(Entries from a dataset of interfaces)
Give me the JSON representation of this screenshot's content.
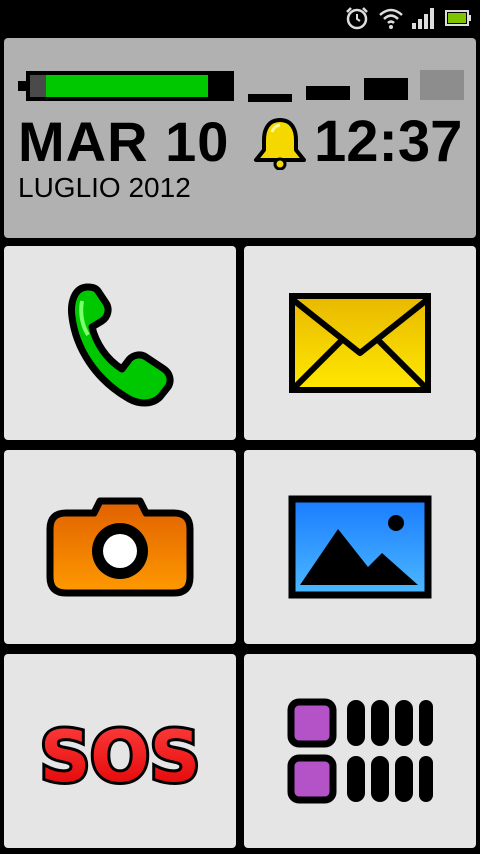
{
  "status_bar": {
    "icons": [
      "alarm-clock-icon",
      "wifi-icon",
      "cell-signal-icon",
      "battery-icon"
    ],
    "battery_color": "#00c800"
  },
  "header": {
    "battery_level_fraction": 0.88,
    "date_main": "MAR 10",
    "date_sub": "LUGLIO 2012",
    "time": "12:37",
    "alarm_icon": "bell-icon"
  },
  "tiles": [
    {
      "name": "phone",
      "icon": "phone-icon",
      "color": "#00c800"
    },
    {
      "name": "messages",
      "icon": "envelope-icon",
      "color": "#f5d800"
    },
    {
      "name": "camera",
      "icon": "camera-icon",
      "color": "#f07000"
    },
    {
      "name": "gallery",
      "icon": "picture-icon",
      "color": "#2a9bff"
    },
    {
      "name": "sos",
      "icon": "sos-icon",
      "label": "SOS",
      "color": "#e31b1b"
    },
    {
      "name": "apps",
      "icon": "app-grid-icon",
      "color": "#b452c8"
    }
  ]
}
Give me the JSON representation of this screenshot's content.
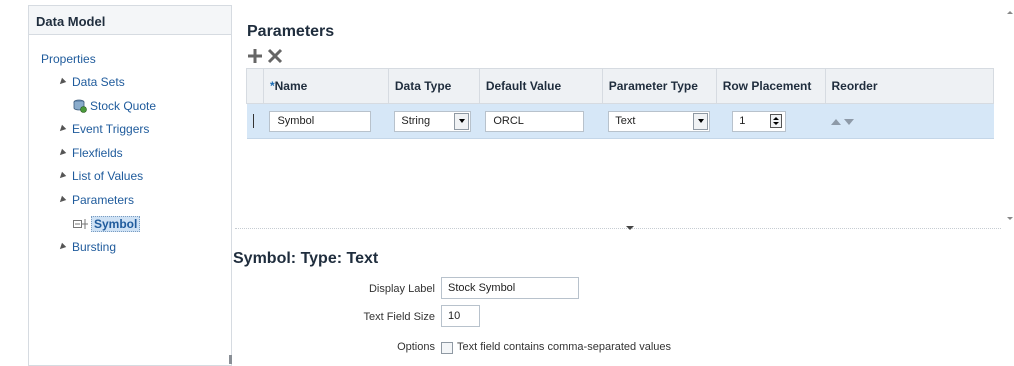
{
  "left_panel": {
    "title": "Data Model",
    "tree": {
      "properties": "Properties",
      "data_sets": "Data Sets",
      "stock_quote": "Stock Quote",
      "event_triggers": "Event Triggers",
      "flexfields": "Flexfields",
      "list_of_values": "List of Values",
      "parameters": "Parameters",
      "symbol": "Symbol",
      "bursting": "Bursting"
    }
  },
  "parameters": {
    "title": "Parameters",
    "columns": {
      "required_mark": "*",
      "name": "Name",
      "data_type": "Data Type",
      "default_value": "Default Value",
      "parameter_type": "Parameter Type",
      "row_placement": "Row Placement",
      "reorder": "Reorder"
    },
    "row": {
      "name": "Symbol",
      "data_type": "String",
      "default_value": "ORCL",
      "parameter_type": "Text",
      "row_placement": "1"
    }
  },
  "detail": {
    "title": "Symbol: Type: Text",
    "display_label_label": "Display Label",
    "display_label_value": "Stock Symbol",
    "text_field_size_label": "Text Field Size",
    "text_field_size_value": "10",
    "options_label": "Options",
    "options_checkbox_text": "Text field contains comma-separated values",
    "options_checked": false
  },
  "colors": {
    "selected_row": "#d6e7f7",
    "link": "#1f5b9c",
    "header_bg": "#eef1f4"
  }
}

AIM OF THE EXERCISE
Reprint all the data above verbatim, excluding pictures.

RESPONSE BOX
Give me the JSON representation of this screenshot's content.
{
  "status_bar": {
    "icons": [
      "alarm-clock-icon",
      "wifi-icon",
      "cell-signal-icon",
      "battery-icon"
    ],
    "battery_color": "#00c800"
  },
  "header": {
    "battery_level_fraction": 0.88,
    "date_main": "MAR 10",
    "date_sub": "LUGLIO 2012",
    "time": "12:37",
    "alarm_icon": "bell-icon"
  },
  "tiles": [
    {
      "name": "phone",
      "icon": "phone-icon",
      "color": "#00c800"
    },
    {
      "name": "messages",
      "icon": "envelope-icon",
      "color": "#f5d800"
    },
    {
      "name": "camera",
      "icon": "camera-icon",
      "color": "#f07000"
    },
    {
      "name": "gallery",
      "icon": "picture-icon",
      "color": "#2a9bff"
    },
    {
      "name": "sos",
      "icon": "sos-icon",
      "label": "SOS",
      "color": "#e31b1b"
    },
    {
      "name": "apps",
      "icon": "app-grid-icon",
      "color": "#b452c8"
    }
  ]
}
Give me the JSON representation of this screenshot's content.
{
  "left_panel": {
    "title": "Data Model",
    "tree": {
      "properties": "Properties",
      "data_sets": "Data Sets",
      "stock_quote": "Stock Quote",
      "event_triggers": "Event Triggers",
      "flexfields": "Flexfields",
      "list_of_values": "List of Values",
      "parameters": "Parameters",
      "symbol": "Symbol",
      "bursting": "Bursting"
    }
  },
  "parameters": {
    "title": "Parameters",
    "columns": {
      "required_mark": "*",
      "name": "Name",
      "data_type": "Data Type",
      "default_value": "Default Value",
      "parameter_type": "Parameter Type",
      "row_placement": "Row Placement",
      "reorder": "Reorder"
    },
    "row": {
      "name": "Symbol",
      "data_type": "String",
      "default_value": "ORCL",
      "parameter_type": "Text",
      "row_placement": "1"
    }
  },
  "detail": {
    "title": "Symbol: Type: Text",
    "display_label_label": "Display Label",
    "display_label_value": "Stock Symbol",
    "text_field_size_label": "Text Field Size",
    "text_field_size_value": "10",
    "options_label": "Options",
    "options_checkbox_text": "Text field contains comma-separated values",
    "options_checked": false
  },
  "colors": {
    "selected_row": "#d6e7f7",
    "link": "#1f5b9c",
    "header_bg": "#eef1f4"
  }
}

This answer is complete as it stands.